As CROPP shrinks or stops any expansion in its supply in New England and the Northeast, Danone would increase its demand for organic supply for its Stonyfield yogurt, retail brands and other manufactured product through its WhiteWave infrastructure which might temporarily cause an increase in pay price for New England organic producers. Currently, with the steady and significant volume of raw organic fluid milk that Stonyfield purchases in the Northeast and the steady income it provides to CROPP and its co-op members, the Danone-CROPP relationship provides a counterweight to WhiteWave. Once Danone’s initial drive for new suppliers of organic milk has been satisfied, Danone will be in a unique position as the only significant buyer within the region. This shift in purchases would lessen producers leverage in any contract negotiations on pay price and contractual obligations with Danone, effectively creating a monopsony, (a market controlled by one buyer).

Possible Solutions to Creating a Monopsony

The Department of Justice can apply conditions to their acceptance of any merger which will alleviate the very real monopsony concerns that represent the main antitrust hurdle to close the deal.

NODPA has developed a number of solutions to the problems of monopsony, which are listed below:

  1. Danone sells off the Stonyfield brand of yogurts and retail milk which would re-establish demand for raw organic milk in New England and the Northeast. There would then be at least two, if not three, competitive buyers for organic milk. As an established brand in the organic market with a loyal consumer base, this would be attractive to non-organic dairy companies who already have an existing infrastructure for processing and distribution, plus a presence in the dairy case in supermarkets.
  2. An extension of the supply contract with CROPP for another ten years with a minimum volume requirement and a price that reflects the cost of supplying organic milk from the New England region which has a higher cost of production. There would need to be an annual re-assessment of the price paid to producers to ensure it reflected any increases in inputs, and cost of living with an adequate return on investment. This would allow CROPP to continue to have an active and competitive producer pool of milk in New England and the Northeast, therefore ensuring that there would be at least two buyers in the region.
  3. Danone has a history of working closely with producer groups in Europe to establish contractual agreements that reflect the costs of production and a sustainable return on investment.

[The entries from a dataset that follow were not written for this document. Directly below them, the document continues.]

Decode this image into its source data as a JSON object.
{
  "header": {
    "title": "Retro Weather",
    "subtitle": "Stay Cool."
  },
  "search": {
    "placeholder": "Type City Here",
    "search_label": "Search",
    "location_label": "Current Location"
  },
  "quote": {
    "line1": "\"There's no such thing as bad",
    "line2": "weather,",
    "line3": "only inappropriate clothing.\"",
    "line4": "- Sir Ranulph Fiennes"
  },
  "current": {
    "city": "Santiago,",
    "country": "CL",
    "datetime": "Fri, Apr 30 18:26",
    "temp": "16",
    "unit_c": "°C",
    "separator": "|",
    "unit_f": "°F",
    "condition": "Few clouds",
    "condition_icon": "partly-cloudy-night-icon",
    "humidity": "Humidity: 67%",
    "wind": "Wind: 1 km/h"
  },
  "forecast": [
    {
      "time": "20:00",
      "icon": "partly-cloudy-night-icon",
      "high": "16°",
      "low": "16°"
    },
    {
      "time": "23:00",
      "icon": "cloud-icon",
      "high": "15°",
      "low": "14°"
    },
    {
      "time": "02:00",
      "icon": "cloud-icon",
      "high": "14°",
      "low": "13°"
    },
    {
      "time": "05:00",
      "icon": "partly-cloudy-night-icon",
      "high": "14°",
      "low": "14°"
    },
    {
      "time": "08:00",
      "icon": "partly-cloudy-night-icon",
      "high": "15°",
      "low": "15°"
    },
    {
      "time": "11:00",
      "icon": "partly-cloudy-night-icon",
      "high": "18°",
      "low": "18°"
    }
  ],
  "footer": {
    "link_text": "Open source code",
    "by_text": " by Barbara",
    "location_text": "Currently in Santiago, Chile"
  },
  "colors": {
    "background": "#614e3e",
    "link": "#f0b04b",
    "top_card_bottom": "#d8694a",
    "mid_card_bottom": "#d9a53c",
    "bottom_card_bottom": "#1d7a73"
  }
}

The biggest impediment to this as a solution is the lack of trust that it would be a long term commitment. The organic consumer is clearly discriminating and selective in their purchases. Danone and Stonyfield have built a strong consumer loyalty based on the perception that they have mutually beneficial agreements with their producers. When they find out that organic brands are now controlled by big conventional companies (like Danone) consumers don’t like it. If the relationship with their producers was part of the branding of their product on an ongoing basis and had oversight from producer and consumer groups as well as the Department of Justice, this might be a proactive solution that could establish Danone as a leader in expanding the organic market based on sustainable producer pay price.

What is next?

Danone predicted that they would complete the merger by the end of 2016, which now seems unlikely. The Second Request will usually ask for more details on the nuts and bolts of how the deal may affect the market and, since this is the first mega merger/acquisition in organic dairy, the DOJ is obviously moving cautiously. Will New England legislators get involved? Will consumer groups concerned about the integrity of the organic label have an opportunity to present their concerns? Will producers be freed of their contractual restrictions by their buyers to comment on how this may affect the future of their family farms? There are more questions than answers and we do not have a crystal ball or the money to employ lawyers that specialize in representing interested parties in these situations. If you think you will be affected by this merger/acquisition please let the DOJ know your concerns either directly or through NODPA.

To complain directly:

Citizen Complaint Center, Antitrust Division
950 Pennsylvania Ave., NW
Room 3322, Washington DC 20530